Remember who you are—you are Christ’s bride, his church, so when he said to Peter:
Matthew 16:18 (ESV) — 18 And I tell you, you are Peter, and on this rock I will build my church, and the gates of hell shall not prevail against it.
…he was shouting in the face of everything that would stand against you, against us, “I will build you up, and hell itself will not succeed in tearing you away from me.”
The end of your discipleship journey has already been secured, and there is no safer hands to be in than in the pierced hands of your Saviour.
So lift up your eyes, even in the midst of your struggle, especially in the midst of your struggle, and focus on that Day. The day when Jesus welcomes you home, a bride ready to meet his groom.
Can you imagine it? Can you picture it in your head?
Maybe you can’t.
Maybe the struggle seems too great at the moment, the distance seems too far. If that is you, then stop and hear what God is saying to you today:

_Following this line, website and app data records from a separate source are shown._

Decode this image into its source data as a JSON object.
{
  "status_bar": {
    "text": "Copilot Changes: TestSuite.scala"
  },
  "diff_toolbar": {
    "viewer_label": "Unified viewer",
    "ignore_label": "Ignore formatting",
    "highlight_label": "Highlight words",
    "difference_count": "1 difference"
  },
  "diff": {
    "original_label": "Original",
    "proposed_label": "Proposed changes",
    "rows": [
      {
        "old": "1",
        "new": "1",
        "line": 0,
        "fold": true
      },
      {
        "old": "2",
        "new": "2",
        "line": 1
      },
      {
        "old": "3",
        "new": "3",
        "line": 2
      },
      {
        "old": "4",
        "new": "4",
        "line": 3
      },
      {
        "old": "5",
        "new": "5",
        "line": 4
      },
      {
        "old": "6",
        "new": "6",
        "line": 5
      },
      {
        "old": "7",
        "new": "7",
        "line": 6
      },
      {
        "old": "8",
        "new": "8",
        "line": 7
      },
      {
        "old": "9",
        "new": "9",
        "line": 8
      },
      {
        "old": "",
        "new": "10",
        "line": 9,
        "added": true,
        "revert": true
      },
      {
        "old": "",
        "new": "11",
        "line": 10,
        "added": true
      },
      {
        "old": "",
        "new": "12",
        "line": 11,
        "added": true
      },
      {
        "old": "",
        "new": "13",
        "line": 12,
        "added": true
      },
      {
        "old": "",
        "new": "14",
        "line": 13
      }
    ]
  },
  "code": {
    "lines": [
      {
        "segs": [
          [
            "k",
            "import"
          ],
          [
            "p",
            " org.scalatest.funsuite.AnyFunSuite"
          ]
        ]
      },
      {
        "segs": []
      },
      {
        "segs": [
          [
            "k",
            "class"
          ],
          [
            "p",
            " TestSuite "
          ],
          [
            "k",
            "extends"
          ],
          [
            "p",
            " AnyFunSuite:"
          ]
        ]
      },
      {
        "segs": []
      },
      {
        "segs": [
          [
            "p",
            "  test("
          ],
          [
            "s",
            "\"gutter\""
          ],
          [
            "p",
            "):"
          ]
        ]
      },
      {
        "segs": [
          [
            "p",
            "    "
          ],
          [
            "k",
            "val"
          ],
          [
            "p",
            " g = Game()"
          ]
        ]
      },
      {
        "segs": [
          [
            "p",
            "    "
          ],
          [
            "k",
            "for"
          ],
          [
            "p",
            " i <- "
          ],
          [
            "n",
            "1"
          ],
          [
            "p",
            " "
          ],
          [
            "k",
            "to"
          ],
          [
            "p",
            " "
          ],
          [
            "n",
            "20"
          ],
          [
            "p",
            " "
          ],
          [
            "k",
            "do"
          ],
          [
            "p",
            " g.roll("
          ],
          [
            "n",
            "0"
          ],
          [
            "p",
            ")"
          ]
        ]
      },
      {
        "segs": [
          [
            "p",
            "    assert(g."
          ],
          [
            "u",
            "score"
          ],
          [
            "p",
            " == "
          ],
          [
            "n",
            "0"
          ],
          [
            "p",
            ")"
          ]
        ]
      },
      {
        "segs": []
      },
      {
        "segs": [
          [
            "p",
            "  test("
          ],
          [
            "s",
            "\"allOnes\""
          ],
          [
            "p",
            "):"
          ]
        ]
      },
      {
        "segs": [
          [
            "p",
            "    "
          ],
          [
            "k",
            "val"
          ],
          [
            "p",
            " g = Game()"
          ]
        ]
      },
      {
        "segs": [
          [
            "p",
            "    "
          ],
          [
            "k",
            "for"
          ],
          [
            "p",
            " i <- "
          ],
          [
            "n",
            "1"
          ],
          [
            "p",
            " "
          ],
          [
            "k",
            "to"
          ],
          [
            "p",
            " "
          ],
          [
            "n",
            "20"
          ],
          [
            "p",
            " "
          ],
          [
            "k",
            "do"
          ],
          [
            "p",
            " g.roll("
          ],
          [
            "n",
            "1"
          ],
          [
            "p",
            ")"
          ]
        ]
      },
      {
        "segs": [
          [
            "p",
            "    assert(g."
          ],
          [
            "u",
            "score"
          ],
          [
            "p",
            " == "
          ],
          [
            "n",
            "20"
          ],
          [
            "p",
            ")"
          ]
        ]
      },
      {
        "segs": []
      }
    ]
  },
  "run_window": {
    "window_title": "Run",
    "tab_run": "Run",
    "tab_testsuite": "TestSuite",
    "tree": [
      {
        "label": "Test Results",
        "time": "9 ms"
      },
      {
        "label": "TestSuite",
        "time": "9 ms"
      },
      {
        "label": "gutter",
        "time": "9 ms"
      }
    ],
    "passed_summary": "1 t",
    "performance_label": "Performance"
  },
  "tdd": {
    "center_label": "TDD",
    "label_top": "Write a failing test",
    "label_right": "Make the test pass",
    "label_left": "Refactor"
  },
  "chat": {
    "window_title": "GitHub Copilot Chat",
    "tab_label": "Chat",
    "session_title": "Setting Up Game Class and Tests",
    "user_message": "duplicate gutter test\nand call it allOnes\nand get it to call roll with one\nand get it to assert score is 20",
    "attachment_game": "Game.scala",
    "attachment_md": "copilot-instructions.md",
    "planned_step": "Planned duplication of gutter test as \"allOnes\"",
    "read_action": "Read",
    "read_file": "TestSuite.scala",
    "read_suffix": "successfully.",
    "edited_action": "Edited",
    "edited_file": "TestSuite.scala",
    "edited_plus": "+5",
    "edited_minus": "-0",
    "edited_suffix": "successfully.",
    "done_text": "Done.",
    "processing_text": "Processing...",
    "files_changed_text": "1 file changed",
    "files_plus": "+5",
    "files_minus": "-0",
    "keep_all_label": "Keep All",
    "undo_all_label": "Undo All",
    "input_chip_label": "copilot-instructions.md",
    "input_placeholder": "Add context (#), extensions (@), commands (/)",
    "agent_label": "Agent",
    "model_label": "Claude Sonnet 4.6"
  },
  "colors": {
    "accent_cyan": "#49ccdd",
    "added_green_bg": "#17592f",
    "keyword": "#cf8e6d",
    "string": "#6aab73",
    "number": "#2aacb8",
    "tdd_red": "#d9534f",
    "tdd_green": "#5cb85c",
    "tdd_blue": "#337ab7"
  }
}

Philippians 1:3–11 (ESV) — 3 I thank my God in all my remembrance of you, 4 always in every prayer of mine for you all making my prayer with joy, 5 because of your partnership in the gospel from the first day until now. 6 And I am sure of this, that he who began a good work in you will bring it to completion at the day of Jesus Christ. 7 It is right for me to feel this way about you all, because I hold you in my heart, for you are all partakers with me of grace, both in my imprisonment and in the defense and confirmation of the gospel. 8 For God is my witness, how I yearn for you all with the affection of Christ Jesus. 9 And it is my prayer that your love may abound more and more, with knowledge and all discernment, 10 so that you may approve what is excellent, and so be pure and blameless for the day of Christ, 11 filled with the fruit of righteousness that comes through Jesus Christ, to the glory and praise of God.
Jesus will finish what he started.
Just Keep Swimming
In the words of a forgetful blue fish, “Just keep swimming.”
As a follower of Jesus, there are difficult days, and even if you haven’t experienced them yet, you will. So what will you do?
1. Be Honest—The struggle is real. You are a sinner.
2. Be Certain—Take courage. You have a great Saviour.
3. Be Focused—Lift your eyes to the finish line. You are an incomplete story, and God has not finished with you yet.